Bob Wells – Bob authors quite a few articles discussing retirement.  Many people follow dividend growth investing in the hopes of one day retiring off of their dividend income.  Here is a recent article from Bob discussing his Retirement Income Business Plan.

Chuck Carnevale – Chuck is the creator of F.A.S.T. Graphs which is a really neat valuation and charting tool.  Chuck writes a ton of articles on dividend investing.  You can find over 350 on Seeking Alpha to learn from.  Recently, he released an article discussing 20 Dividend Champions to Buy Right Now.

F.A.S.T. Graphs – F.A.S.T. Graphs is the fundamental research tool created by the above author Chuck Carnevale.  You’ll want to follow F.A.S.T. Graphs because they frequently publish some pretty good stock analysis using their research tool.  Check out this recent article on Microsoft.

David Van Knapp – David is one of the first authors I began following and learning from.  David does a great job explaining the dividend growth philosophy in a way anyone can understand.  For those that like to see examples of real dividend growth portfolios, check out David’s article My Dividend Growth Portfolio’s 6th Birthday Report.

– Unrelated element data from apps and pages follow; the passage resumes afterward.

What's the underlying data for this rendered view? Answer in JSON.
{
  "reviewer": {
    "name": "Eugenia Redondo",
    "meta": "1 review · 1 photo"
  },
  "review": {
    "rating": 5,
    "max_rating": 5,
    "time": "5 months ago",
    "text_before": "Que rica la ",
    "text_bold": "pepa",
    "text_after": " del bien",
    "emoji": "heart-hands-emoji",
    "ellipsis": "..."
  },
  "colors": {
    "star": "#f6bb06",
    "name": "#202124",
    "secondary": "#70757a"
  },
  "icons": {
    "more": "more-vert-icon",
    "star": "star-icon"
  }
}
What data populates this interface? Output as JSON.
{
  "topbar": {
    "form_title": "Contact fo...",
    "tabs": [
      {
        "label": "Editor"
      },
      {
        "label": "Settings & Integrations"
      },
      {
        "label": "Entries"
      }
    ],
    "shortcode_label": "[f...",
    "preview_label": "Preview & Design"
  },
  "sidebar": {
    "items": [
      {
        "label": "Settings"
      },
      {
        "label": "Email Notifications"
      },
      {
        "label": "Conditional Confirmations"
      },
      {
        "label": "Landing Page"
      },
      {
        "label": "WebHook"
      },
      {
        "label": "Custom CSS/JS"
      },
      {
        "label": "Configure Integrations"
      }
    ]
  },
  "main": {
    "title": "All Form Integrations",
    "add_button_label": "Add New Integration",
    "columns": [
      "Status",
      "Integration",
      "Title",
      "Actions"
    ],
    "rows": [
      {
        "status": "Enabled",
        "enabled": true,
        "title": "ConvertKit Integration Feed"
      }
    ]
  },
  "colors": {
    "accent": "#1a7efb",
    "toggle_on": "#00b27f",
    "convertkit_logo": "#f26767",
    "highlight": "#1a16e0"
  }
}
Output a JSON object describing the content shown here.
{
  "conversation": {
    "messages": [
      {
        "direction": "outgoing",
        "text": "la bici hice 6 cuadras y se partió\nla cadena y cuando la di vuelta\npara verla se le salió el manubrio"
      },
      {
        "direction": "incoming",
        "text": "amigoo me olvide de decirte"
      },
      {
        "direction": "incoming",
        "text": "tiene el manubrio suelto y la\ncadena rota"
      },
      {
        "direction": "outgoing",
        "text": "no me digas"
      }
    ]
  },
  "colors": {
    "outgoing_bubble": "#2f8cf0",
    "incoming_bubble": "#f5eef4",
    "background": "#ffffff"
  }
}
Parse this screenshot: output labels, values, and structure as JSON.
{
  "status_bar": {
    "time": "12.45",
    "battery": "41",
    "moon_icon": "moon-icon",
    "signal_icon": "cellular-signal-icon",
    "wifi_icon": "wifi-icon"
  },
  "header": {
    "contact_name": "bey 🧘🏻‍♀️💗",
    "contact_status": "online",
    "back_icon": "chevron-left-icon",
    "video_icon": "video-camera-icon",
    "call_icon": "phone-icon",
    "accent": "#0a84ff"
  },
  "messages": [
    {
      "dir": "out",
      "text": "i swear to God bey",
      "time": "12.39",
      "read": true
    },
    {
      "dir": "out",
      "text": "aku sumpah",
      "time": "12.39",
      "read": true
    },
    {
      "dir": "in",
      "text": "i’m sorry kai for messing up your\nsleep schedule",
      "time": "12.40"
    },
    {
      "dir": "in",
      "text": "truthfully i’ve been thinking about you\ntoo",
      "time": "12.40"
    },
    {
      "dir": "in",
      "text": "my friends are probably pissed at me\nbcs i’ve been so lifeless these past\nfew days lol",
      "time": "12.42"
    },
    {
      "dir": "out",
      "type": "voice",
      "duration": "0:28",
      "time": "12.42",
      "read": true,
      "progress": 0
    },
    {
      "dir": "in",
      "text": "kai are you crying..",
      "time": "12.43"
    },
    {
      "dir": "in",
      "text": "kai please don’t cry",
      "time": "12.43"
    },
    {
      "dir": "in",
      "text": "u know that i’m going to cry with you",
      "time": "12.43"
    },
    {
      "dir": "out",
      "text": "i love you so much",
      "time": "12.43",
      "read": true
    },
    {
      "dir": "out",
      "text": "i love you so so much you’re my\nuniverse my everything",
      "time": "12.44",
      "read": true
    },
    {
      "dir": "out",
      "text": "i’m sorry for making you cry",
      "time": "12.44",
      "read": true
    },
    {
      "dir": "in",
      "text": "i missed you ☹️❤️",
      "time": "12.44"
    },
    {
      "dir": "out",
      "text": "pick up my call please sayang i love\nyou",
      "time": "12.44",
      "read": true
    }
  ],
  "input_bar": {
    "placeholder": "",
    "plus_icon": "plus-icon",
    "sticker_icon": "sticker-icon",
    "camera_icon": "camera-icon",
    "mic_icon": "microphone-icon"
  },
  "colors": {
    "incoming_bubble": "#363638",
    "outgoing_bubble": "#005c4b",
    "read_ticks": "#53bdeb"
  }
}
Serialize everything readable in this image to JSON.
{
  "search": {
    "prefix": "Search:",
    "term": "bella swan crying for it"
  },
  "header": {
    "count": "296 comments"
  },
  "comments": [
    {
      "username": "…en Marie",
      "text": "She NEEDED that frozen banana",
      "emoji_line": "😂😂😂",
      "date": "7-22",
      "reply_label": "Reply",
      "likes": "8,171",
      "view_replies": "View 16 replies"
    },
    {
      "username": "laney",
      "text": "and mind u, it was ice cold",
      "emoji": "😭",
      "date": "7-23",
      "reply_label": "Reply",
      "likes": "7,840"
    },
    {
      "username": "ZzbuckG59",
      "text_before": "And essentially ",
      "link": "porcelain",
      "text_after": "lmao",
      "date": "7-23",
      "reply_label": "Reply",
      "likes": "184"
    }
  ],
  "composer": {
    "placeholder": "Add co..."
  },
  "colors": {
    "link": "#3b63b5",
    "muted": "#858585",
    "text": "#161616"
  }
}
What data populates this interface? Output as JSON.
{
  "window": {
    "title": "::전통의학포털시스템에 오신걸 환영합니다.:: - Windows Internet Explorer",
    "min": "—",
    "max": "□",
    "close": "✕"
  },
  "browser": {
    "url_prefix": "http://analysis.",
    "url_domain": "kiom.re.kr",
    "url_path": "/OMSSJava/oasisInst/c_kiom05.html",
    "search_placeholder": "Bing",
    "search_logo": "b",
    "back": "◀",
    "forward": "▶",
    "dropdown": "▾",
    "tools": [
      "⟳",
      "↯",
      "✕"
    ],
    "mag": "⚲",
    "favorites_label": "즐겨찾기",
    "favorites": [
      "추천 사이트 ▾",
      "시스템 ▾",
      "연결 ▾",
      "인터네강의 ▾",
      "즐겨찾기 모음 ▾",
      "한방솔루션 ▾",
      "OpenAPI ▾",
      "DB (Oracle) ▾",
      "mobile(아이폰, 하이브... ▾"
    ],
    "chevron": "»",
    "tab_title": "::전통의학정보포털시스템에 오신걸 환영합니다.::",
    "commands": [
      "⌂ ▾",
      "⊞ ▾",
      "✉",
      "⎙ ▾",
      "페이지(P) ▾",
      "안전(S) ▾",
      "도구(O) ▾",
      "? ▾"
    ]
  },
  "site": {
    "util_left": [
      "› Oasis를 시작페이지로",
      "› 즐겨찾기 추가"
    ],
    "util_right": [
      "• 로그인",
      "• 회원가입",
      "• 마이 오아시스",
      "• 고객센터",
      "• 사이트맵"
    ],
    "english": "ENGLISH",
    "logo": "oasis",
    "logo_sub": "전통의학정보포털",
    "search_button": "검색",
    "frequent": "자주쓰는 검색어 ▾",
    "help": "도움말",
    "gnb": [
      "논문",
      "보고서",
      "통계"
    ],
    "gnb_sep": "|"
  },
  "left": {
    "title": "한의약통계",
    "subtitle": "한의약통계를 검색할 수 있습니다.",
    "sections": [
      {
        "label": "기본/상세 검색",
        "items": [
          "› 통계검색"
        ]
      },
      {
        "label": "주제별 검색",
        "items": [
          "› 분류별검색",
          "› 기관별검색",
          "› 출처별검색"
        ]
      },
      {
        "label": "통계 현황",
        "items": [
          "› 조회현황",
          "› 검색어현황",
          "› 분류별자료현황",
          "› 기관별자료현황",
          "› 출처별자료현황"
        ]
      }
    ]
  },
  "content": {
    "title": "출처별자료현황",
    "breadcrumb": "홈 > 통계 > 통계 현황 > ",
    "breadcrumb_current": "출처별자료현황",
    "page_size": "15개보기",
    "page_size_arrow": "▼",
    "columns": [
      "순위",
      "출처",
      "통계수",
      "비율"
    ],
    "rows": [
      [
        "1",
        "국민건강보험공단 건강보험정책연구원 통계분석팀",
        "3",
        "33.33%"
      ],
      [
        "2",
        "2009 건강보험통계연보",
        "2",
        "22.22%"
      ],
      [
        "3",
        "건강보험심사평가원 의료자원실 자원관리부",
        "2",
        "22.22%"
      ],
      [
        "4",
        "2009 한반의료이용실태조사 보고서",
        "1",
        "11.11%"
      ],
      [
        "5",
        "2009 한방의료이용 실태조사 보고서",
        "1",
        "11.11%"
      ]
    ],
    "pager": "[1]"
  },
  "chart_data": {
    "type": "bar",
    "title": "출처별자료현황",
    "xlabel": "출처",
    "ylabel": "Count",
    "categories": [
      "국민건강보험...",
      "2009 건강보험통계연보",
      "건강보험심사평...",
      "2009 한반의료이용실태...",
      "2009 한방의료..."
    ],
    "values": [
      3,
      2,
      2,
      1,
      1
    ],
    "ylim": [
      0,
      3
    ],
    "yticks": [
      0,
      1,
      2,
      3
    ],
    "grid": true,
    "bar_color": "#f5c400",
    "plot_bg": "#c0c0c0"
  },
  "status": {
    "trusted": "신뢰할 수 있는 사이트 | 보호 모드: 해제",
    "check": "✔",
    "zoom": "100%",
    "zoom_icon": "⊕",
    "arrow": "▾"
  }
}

David Fish – David Fish maintains the dividend growth champions list of dividend growing companies.  He frequently posts update articles on Seeking Alpha about the lists.  Here you can find his Dividend Champions for June 2014 update.

Eddie Herring – Eddie doesn’t post as often as some of the above authors but when he does the articles are classic.  Check out this great article Warren Buffett, Berkshire Hatheway and Dividend Growth Investing.

Bonus

Dan Mac – OK selfish plug.  I have written a few articles on Seeking Alpha (though not many) and plan on starting to contribute some stock analysis more often.  Be sure to follow me if you enjoy company analysis.  One of my most popular articles on SA was Learning from the Avon Products Dividend Cut.

There you have 10 great dividend growth authors you should be following on Seeking Alpha.  Read their articles and use them to help develop your thinking and your own investing philosophy.

Do you follow any of these authors?  Are there any great ones I missed and need to know about!  Share your favorites in the comments below!